Who she is, how she behaves, and how other characters interact with her aren’t subject to fate.

In other words: there’s no such thing as a bad character.

Another blogger offered a better example of that than I could, when she described Batman. She was proving a different point (one I also agree with), but it just goes to show that with the right angle of attack and the right kind of disparaging language, Batman is shown to be about as obnoxious as a character can get. And yet, because of the way his story is told, he’s one of the best loved characters out there. Another commonly-touted example of a Mary Sue worth following is Neil Gaiman’s Morpheus, from the Sandman series, but really, it’s not hard to look at mainstream fiction and find protagonists with dark pasts, skills that most people can barely dream of, gorgeous love interests.

What separates the gems from the drivel isn’t whether or no they have a lovely singing voice, or whether or not they catch the eye of the cute rich love interest.

In the end, what it comes down to is whether or not their authors can write the damn story!!

There’s nothing wrong with amateurs being amateurs.
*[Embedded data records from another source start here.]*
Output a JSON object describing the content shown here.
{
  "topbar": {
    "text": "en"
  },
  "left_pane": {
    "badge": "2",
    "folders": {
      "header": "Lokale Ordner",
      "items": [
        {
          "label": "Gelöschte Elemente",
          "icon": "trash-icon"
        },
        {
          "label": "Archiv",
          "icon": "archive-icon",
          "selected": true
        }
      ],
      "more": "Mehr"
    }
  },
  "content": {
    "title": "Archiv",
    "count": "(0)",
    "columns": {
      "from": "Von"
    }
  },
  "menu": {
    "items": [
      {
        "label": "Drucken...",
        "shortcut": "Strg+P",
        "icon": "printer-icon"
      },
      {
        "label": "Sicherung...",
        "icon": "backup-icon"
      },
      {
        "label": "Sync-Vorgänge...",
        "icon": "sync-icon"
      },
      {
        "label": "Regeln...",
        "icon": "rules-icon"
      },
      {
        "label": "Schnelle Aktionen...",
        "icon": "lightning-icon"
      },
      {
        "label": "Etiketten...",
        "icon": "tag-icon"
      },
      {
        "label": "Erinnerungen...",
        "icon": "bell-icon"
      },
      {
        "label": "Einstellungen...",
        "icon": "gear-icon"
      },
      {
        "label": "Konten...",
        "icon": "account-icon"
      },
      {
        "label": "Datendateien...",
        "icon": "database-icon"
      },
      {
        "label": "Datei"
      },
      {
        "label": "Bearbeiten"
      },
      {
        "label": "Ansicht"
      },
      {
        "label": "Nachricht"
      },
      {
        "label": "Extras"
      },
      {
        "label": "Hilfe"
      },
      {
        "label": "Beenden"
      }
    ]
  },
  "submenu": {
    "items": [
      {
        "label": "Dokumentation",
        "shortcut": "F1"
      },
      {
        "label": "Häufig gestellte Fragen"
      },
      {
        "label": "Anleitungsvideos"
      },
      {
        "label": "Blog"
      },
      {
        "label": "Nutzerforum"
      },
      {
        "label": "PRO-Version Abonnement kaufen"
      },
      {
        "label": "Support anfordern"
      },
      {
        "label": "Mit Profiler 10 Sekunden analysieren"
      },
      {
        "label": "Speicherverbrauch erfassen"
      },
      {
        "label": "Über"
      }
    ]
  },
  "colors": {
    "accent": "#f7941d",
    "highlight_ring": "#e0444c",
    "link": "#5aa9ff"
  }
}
We shouldn’t bash creative novices for doing the best they can, playing around with wish fulfillment, losing track of characterization and internal logic in the rush of seeing a dream come to life on the page. But maybe it’s time to start having the decency to treat them like any other enthusiastic newcomers to a field.

As long as we keep putting the onus on the characters, the writers will never grow.
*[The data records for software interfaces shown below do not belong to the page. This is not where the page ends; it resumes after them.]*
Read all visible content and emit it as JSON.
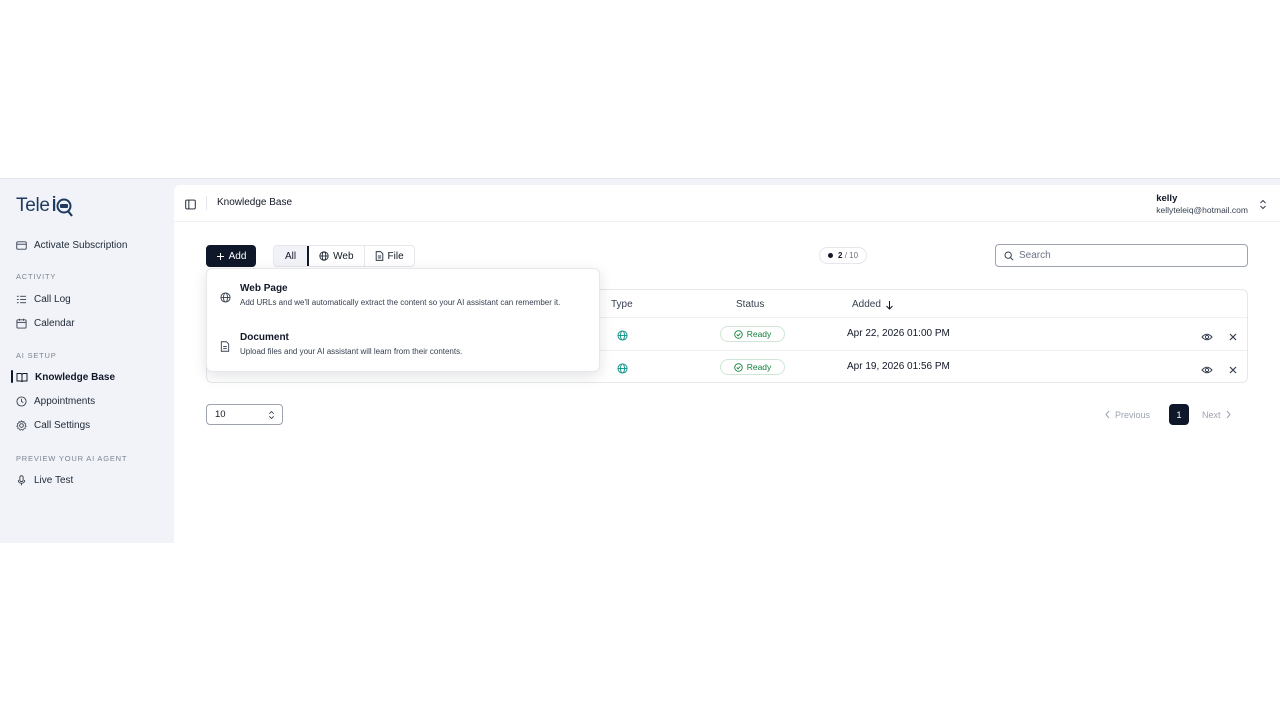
{
  "app": {
    "logo_text": "Tele",
    "logo_suffix": "Q"
  },
  "sidebar": {
    "activate": "Activate Subscription",
    "sections": {
      "activity": "ACTIVITY",
      "ai_setup": "AI SETUP",
      "preview": "PREVIEW YOUR AI AGENT"
    },
    "items": {
      "call_log": "Call Log",
      "calendar": "Calendar",
      "knowledge_base": "Knowledge Base",
      "appointments": "Appointments",
      "call_settings": "Call Settings",
      "live_test": "Live Test"
    }
  },
  "header": {
    "breadcrumb": "Knowledge Base",
    "user_name": "kelly",
    "user_email": "kellyteleiq@hotmail.com"
  },
  "toolbar": {
    "add_label": "Add",
    "filters": [
      "All",
      "Web",
      "File"
    ],
    "counter_current": "2",
    "counter_total": "/ 10",
    "search_placeholder": "Search"
  },
  "table": {
    "columns": {
      "type": "Type",
      "status": "Status",
      "added": "Added"
    },
    "rows": [
      {
        "type": "web",
        "status": "Ready",
        "added": "Apr 22, 2026 01:00 PM"
      },
      {
        "type": "web",
        "status": "Ready",
        "added": "Apr 19, 2026 01:56 PM"
      }
    ]
  },
  "pagination": {
    "page_size": "10",
    "previous": "Previous",
    "current_page": "1",
    "next": "Next"
  },
  "add_menu": {
    "web_page": {
      "title": "Web Page",
      "description": "Add URLs and we'll automatically extract the content so your AI assistant can remember it."
    },
    "document": {
      "title": "Document",
      "description": "Upload files and your AI assistant will learn from their contents."
    }
  },
  "colors": {
    "primary": "#0f172a",
    "sidebar_bg": "#f1f3f8",
    "ready_green": "#15803d",
    "globe_teal": "#0d9488"
  }
}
Mary Sue Checklist points taken from here, and here.

The Brester Estates hadn’t changed noticeably since he’d first visited the place almost fifty years ago. The apartment building was eight stories high, each floor containing five separate apartments. The exterior was red brick, the facade broken at regular intervals by small balconies, and the interior was bright and crisp and clean, soft grey carpet and white walls accented with cedar trim. There was a front hall but no desk, the space where one might have stood filled instead with a planter of ferns and flowers.
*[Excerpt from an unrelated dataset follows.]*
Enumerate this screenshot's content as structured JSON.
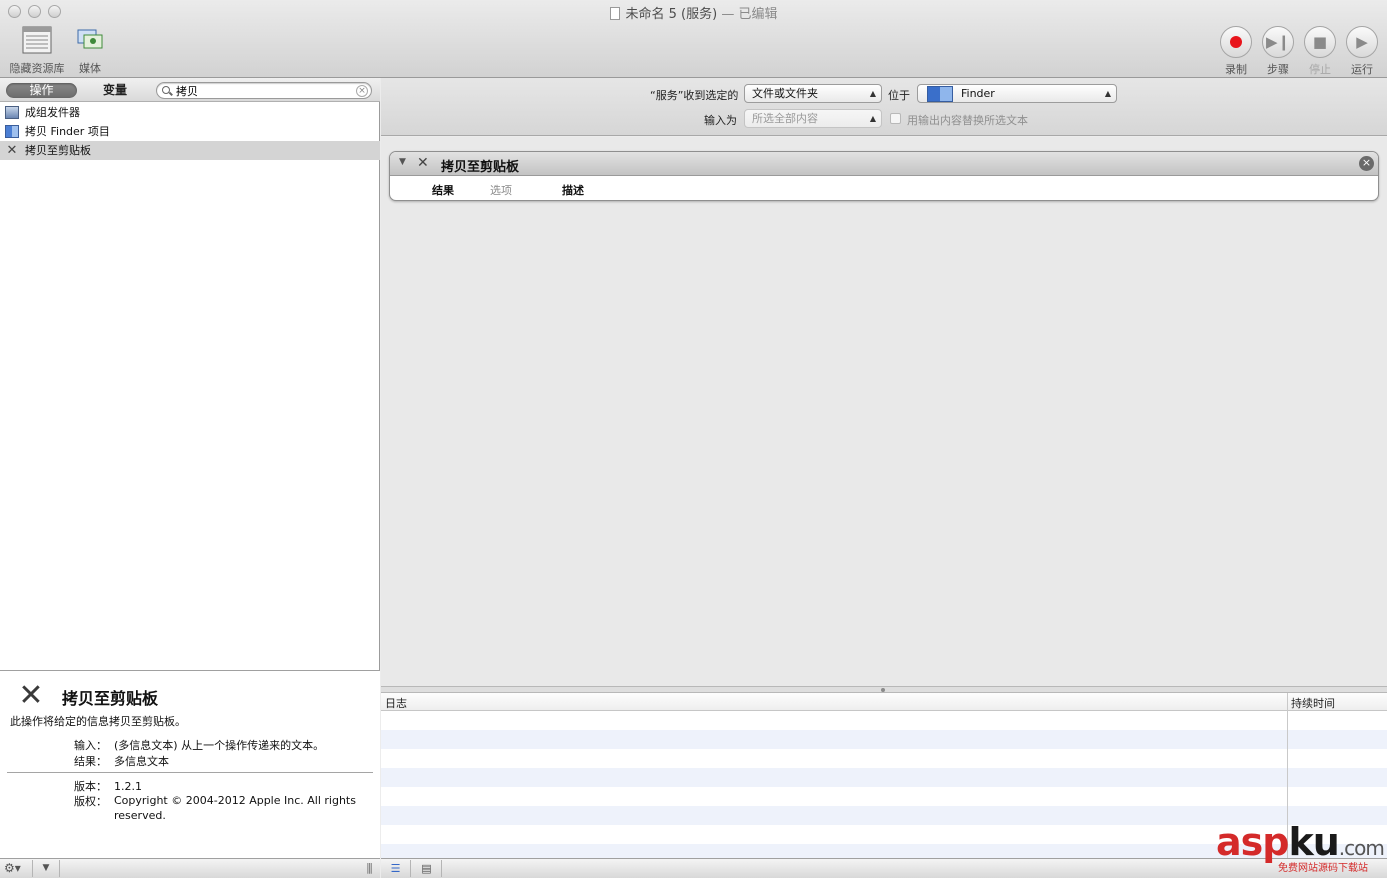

The elevator looked as though it were the same one that had been first installed, though it ran smoothly and quietly, without complaint or malfunction.

He could remember as a young man being afraid of this elevator, though he’d never been able to explain why it intimidated him when no other ones did. He’d been afraid if it stopping, or suddenly crashing to the ground in a shower of sparks and squealing, shearing metal. It was actually that fear that had taken him across the line past friendship with his first serious, long-term boyfriend. A little lurch, and he’d grabbed Rodger Tannis’s hand without even thinking about it, and …

The memory made him smile, though his expression was sober again by the time the car reached the eight floor and the doors chimed open. This wasn’t a social call, and Benedict doubted that it would be much of a day for smiling.

In spite of the hour, there were sounds coming from under the door of apartment 801, muted music and conversation. He knocked twice, briskly, then once more after a brief pause. The sound of voices stopped, and after only a few seconds the door swung in and open.

Coreen Leonard stood in the doorway, looking wary and worn. The last time he’d seen her had been at a gala, and she’d turned heads and stopped breaths. More from the way she carried herself, the light in her eyes than anything else, he’d always thought. She was a striking woman, beautiful and fierce, long blond curls like a beam of light behind her.

Now, she seemed a shell of herself. Her shoulders were slumped, and there were purple smudges underneath her eyes. Her hair, generally a source of pride, was pulled back carelessly. Those fierce eyes flashed when she saw Benedict, though, and her lips tightened.

“Good morning, Governor,” she said, and though he’d been half expecting it, the coldness in her tone still hurt.

“Good morning, Corey,” he said, as gently as he could. She didn’t react to either the tone or the name, and he fought the urge to sigh. “May I come in?”